*Records to process*.
--------------------------------------------------
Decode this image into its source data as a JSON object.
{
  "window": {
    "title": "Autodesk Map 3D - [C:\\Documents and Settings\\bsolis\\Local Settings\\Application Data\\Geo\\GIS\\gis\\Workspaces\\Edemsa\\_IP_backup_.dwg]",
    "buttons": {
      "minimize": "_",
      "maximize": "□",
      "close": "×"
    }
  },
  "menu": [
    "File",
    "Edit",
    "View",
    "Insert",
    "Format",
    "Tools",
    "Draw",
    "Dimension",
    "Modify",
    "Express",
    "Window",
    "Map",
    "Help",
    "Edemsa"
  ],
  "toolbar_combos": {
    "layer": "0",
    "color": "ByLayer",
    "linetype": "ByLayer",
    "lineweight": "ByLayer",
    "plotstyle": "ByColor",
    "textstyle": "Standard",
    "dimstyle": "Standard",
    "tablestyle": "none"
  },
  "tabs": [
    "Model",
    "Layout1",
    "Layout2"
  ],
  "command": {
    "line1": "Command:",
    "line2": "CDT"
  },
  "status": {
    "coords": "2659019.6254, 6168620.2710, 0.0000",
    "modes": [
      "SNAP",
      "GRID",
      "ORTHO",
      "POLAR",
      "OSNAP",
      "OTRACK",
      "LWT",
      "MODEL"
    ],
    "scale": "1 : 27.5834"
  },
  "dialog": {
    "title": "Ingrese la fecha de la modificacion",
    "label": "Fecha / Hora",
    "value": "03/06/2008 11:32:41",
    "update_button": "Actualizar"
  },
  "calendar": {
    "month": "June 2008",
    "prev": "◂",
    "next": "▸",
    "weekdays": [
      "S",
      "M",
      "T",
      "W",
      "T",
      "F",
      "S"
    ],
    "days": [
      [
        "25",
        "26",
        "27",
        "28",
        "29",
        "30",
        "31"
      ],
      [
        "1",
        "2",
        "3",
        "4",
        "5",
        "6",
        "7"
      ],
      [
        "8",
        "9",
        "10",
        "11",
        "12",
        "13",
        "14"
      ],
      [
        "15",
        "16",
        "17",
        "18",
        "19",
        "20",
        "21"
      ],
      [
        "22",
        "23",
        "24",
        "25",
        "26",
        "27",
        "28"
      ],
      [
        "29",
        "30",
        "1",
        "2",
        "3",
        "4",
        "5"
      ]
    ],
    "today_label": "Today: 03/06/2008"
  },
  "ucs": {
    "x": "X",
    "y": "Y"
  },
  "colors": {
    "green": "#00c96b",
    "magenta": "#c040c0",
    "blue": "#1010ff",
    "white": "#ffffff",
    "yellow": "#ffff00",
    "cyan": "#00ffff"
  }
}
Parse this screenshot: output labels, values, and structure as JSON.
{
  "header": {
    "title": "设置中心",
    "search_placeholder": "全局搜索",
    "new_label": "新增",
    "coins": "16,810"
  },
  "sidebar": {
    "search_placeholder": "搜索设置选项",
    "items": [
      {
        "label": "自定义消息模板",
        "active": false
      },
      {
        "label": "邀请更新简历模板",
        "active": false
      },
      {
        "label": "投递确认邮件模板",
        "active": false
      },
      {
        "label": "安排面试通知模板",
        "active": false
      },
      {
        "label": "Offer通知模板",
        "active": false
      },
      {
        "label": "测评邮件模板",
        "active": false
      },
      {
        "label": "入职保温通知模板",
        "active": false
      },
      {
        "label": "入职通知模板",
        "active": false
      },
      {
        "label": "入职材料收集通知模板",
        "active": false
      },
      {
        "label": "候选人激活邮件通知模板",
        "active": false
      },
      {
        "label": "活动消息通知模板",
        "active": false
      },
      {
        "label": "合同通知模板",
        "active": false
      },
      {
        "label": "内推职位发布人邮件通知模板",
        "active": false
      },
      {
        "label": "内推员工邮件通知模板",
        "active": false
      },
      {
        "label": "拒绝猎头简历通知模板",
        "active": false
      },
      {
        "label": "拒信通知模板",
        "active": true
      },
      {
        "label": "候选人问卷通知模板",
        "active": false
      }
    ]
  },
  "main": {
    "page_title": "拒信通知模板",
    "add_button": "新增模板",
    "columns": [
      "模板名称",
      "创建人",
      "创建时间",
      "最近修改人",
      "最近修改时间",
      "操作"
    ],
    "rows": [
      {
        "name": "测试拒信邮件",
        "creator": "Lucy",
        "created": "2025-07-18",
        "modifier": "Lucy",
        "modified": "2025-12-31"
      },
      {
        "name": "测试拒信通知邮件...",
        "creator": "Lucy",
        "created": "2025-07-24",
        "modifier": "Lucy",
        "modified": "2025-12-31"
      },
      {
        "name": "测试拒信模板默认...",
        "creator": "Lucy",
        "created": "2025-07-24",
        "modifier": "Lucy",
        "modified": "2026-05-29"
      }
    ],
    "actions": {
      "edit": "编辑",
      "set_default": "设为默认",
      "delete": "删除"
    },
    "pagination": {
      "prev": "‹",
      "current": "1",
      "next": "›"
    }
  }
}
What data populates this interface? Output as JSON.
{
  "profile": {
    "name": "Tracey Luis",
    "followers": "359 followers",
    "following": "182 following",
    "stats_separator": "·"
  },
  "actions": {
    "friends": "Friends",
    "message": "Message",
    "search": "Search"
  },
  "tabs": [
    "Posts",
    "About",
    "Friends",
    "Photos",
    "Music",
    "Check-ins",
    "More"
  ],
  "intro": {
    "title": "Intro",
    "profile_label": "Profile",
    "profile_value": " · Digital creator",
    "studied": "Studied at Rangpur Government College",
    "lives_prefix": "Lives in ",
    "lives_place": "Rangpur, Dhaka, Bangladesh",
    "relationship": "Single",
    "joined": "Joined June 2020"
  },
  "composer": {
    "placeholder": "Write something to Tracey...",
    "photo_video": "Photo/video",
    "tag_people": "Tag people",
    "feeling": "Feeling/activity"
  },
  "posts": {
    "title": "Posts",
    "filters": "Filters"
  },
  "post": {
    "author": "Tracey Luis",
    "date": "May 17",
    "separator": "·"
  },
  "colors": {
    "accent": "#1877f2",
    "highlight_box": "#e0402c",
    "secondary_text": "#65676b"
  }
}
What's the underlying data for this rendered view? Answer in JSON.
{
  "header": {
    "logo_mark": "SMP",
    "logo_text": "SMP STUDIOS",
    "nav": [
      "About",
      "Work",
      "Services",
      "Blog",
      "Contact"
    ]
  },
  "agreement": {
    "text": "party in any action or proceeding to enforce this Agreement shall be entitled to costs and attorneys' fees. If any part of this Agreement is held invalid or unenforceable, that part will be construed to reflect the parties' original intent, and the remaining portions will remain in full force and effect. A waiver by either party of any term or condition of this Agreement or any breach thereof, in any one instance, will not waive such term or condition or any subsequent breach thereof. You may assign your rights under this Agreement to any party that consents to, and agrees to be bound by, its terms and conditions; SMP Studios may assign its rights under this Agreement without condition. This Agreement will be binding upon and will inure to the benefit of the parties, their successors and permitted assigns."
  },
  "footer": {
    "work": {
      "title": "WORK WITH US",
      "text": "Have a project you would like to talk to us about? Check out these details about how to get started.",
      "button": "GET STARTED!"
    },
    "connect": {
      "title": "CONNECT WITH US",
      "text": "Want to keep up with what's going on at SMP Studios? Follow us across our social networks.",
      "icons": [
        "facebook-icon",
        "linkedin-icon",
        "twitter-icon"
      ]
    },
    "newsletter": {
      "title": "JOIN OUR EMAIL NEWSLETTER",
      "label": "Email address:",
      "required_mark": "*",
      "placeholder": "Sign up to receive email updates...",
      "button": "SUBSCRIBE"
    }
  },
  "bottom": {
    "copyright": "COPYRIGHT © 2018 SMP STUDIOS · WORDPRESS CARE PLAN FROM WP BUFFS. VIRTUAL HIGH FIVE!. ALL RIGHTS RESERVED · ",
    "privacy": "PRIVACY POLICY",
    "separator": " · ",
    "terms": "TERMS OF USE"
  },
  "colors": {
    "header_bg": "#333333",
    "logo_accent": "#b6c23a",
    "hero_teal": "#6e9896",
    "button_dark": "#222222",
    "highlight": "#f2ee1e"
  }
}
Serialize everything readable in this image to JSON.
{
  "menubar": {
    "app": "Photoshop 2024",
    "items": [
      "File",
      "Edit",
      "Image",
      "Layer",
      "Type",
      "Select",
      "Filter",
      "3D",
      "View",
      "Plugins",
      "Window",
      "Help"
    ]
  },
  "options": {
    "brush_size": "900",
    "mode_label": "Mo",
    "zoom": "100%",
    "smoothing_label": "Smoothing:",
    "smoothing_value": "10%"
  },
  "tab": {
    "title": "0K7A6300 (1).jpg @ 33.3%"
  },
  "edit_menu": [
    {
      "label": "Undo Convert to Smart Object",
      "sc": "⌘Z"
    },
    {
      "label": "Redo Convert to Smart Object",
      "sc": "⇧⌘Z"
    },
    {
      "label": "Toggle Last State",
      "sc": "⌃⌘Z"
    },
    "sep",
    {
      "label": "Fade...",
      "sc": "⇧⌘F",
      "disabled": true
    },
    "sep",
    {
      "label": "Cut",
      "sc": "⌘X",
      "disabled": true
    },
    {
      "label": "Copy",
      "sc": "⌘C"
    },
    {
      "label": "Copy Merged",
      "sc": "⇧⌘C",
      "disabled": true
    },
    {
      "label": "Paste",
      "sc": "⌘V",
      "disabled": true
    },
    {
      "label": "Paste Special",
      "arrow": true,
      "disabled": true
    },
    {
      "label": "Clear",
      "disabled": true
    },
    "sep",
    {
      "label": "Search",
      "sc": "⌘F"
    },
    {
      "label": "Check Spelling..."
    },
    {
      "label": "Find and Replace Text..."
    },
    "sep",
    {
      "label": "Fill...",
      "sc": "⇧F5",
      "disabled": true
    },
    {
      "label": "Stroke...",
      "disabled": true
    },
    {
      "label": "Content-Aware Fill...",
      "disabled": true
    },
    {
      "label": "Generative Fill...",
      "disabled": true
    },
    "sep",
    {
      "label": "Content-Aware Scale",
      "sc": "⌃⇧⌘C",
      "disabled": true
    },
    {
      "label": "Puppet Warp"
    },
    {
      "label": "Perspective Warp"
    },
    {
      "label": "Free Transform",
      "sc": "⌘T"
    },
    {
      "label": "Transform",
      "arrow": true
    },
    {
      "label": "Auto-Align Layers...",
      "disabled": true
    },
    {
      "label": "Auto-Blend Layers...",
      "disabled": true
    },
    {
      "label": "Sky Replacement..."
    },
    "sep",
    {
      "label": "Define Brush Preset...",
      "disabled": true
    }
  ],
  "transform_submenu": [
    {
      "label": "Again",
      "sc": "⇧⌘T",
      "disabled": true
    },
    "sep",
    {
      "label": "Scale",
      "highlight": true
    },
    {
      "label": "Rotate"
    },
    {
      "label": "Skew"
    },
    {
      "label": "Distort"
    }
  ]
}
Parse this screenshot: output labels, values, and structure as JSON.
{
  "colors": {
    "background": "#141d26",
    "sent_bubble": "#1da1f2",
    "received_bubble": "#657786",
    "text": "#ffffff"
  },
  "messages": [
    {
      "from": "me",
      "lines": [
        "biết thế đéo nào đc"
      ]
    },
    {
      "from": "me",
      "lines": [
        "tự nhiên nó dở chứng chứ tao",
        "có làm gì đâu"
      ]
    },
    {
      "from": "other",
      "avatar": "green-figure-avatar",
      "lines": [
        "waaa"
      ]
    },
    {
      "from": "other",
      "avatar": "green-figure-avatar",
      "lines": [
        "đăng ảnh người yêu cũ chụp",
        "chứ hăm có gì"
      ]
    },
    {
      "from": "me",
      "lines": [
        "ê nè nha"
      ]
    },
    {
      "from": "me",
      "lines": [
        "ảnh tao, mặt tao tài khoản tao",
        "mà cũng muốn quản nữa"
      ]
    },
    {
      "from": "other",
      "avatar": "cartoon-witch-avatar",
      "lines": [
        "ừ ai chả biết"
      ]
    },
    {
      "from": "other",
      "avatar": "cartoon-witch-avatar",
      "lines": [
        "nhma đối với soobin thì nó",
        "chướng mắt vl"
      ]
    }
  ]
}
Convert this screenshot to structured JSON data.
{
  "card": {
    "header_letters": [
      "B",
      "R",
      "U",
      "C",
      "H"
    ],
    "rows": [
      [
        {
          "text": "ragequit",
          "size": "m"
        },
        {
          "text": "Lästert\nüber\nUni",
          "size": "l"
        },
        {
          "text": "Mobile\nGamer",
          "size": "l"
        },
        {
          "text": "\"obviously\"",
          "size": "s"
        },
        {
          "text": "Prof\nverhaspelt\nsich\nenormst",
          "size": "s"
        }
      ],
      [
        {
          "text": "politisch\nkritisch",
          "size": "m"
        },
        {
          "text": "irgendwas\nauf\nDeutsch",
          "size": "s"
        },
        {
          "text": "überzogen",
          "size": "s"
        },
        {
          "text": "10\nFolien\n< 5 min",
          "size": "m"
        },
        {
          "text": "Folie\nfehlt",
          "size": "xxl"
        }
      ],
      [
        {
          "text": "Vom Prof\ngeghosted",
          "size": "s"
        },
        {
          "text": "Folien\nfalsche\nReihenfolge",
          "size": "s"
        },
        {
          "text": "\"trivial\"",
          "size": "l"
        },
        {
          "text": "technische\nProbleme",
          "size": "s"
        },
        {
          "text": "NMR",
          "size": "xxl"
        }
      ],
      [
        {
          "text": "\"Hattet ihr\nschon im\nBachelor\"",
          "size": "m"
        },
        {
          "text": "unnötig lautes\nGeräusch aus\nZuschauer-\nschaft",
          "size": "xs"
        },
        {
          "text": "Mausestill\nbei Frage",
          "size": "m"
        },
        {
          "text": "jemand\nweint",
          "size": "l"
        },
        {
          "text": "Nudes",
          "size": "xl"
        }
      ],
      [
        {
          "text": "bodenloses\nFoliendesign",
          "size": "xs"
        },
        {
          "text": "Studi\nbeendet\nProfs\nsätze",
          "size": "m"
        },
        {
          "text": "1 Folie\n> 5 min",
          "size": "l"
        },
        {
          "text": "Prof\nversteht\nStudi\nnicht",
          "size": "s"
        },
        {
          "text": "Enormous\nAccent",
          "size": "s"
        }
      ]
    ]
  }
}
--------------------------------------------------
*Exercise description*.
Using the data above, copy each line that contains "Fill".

*Output of the task*.
      "label": "Fill...",
      "label": "Content-Aware Fill...",
      "label": "Generative Fill...",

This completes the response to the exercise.